### INSTRUCTIONS FOR THE TASK
In the records that follow, find each line with the word "name" and copy it.

────

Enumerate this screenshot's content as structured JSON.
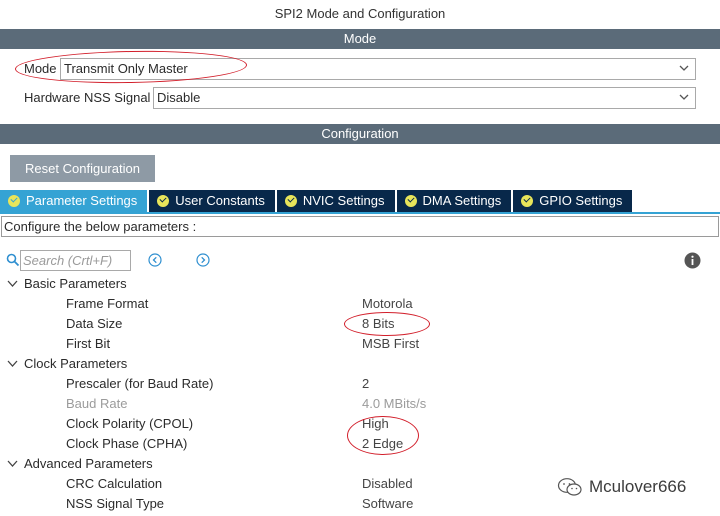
{
  "window": {
    "title": "SPI2 Mode and Configuration"
  },
  "mode_section": {
    "header": "Mode",
    "mode": {
      "label": "Mode",
      "value": "Transmit Only Master"
    },
    "nss": {
      "label": "Hardware NSS Signal",
      "value": "Disable"
    }
  },
  "config_section": {
    "header": "Configuration",
    "reset_label": "Reset Configuration",
    "tabs": [
      {
        "label": "Parameter Settings",
        "active": true
      },
      {
        "label": "User Constants",
        "active": false
      },
      {
        "label": "NVIC Settings",
        "active": false
      },
      {
        "label": "DMA Settings",
        "active": false
      },
      {
        "label": "GPIO Settings",
        "active": false
      }
    ],
    "configure_text": "Configure the below parameters :",
    "search": {
      "placeholder": "Search (Crtl+F)"
    }
  },
  "parameters": {
    "basic": {
      "label": "Basic Parameters",
      "items": [
        {
          "name": "Frame Format",
          "value": "Motorola"
        },
        {
          "name": "Data Size",
          "value": "8 Bits"
        },
        {
          "name": "First Bit",
          "value": "MSB First"
        }
      ]
    },
    "clock": {
      "label": "Clock Parameters",
      "items": [
        {
          "name": "Prescaler (for Baud Rate)",
          "value": "2"
        },
        {
          "name": "Baud Rate",
          "value": "4.0 MBits/s"
        },
        {
          "name": "Clock Polarity (CPOL)",
          "value": "High"
        },
        {
          "name": "Clock Phase (CPHA)",
          "value": "2 Edge"
        }
      ]
    },
    "advanced": {
      "label": "Advanced Parameters",
      "items": [
        {
          "name": "CRC Calculation",
          "value": "Disabled"
        },
        {
          "name": "NSS Signal Type",
          "value": "Software"
        }
      ]
    }
  },
  "watermark": {
    "text": "Mculover666"
  },
  "colors": {
    "section_bar": "#5b6b79",
    "tab_active": "#35a3d4",
    "tab_inactive": "#08284a",
    "check_badge": "#e8e55a",
    "annotation": "#d21f2b"
  }
}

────

### YOUR RESPONSE
          "name": "Frame Format",
          "name": "Data Size",
          "name": "First Bit",
          "name": "Prescaler (for Baud Rate)",
          "name": "Baud Rate",
          "name": "Clock Polarity (CPOL)",
          "name": "Clock Phase (CPHA)",
          "name": "CRC Calculation",
          "name": "NSS Signal Type",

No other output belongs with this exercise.